=== Problem to work on ===
Could you retype all of the entries exactly, without their pictures?

=== Exercise inputs ===
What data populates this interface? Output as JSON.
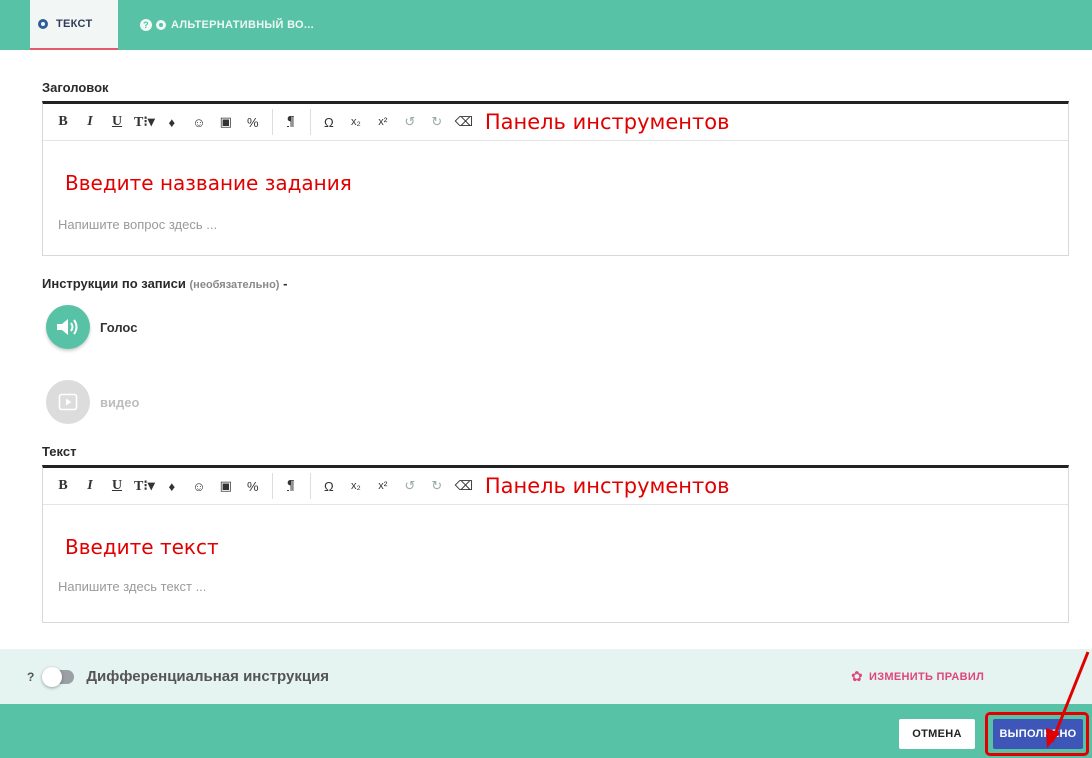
{
  "tabs": [
    {
      "label": "ТЕКСТ"
    },
    {
      "label": "АЛЬТЕРНАТИВНЫЙ ВО...",
      "help": "?"
    }
  ],
  "heading_section": {
    "label": "Заголовок",
    "toolbar_callout": "Панель инструментов",
    "body_callout": "Введите название задания",
    "placeholder": "Напишите вопрос здесь ..."
  },
  "toolbar_buttons": [
    "B",
    "I",
    "U",
    "T⁝▾",
    "♦",
    "☺",
    "▣",
    "%",
    "¶",
    "Ω",
    "x₂",
    "x²",
    "↺",
    "↻",
    "⌫"
  ],
  "instructions": {
    "label": "Инструкции по записи",
    "optional": "(необязательно)",
    "dash": "-",
    "voice": "Голос",
    "video": "видео"
  },
  "text_section": {
    "label": "Текст",
    "toolbar_callout": "Панель инструментов",
    "body_callout": "Введите текст",
    "placeholder": "Напишите здесь текст ..."
  },
  "differential": {
    "help": "?",
    "label": "Дифференциальная инструкция",
    "enabled": false,
    "change_rules": "ИЗМЕНИТЬ ПРАВИЛ"
  },
  "footer": {
    "cancel": "ОТМЕНА",
    "done": "ВЫПОЛНЕНО"
  },
  "colors": {
    "teal": "#57c2a6",
    "done_blue": "#3e56b7",
    "annotation_red": "#e00000",
    "rules_pink": "#e0457b"
  }
}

=== Reply ===
What data populates this interface? Output as JSON.
{
  "tabs": [
    {
      "label": "ТЕКСТ"
    },
    {
      "label": "АЛЬТЕРНАТИВНЫЙ ВО...",
      "help": "?"
    }
  ],
  "heading_section": {
    "label": "Заголовок",
    "toolbar_callout": "Панель инструментов",
    "body_callout": "Введите название задания",
    "placeholder": "Напишите вопрос здесь ..."
  },
  "toolbar_buttons": [
    "B",
    "I",
    "U",
    "T⁝▾",
    "♦",
    "☺",
    "▣",
    "%",
    "¶",
    "Ω",
    "x₂",
    "x²",
    "↺",
    "↻",
    "⌫"
  ],
  "instructions": {
    "label": "Инструкции по записи",
    "optional": "(необязательно)",
    "dash": "-",
    "voice": "Голос",
    "video": "видео"
  },
  "text_section": {
    "label": "Текст",
    "toolbar_callout": "Панель инструментов",
    "body_callout": "Введите текст",
    "placeholder": "Напишите здесь текст ..."
  },
  "differential": {
    "help": "?",
    "label": "Дифференциальная инструкция",
    "enabled": false,
    "change_rules": "ИЗМЕНИТЬ ПРАВИЛ"
  },
  "footer": {
    "cancel": "ОТМЕНА",
    "done": "ВЫПОЛНЕНО"
  },
  "colors": {
    "teal": "#57c2a6",
    "done_blue": "#3e56b7",
    "annotation_red": "#e00000",
    "rules_pink": "#e0457b"
  }
}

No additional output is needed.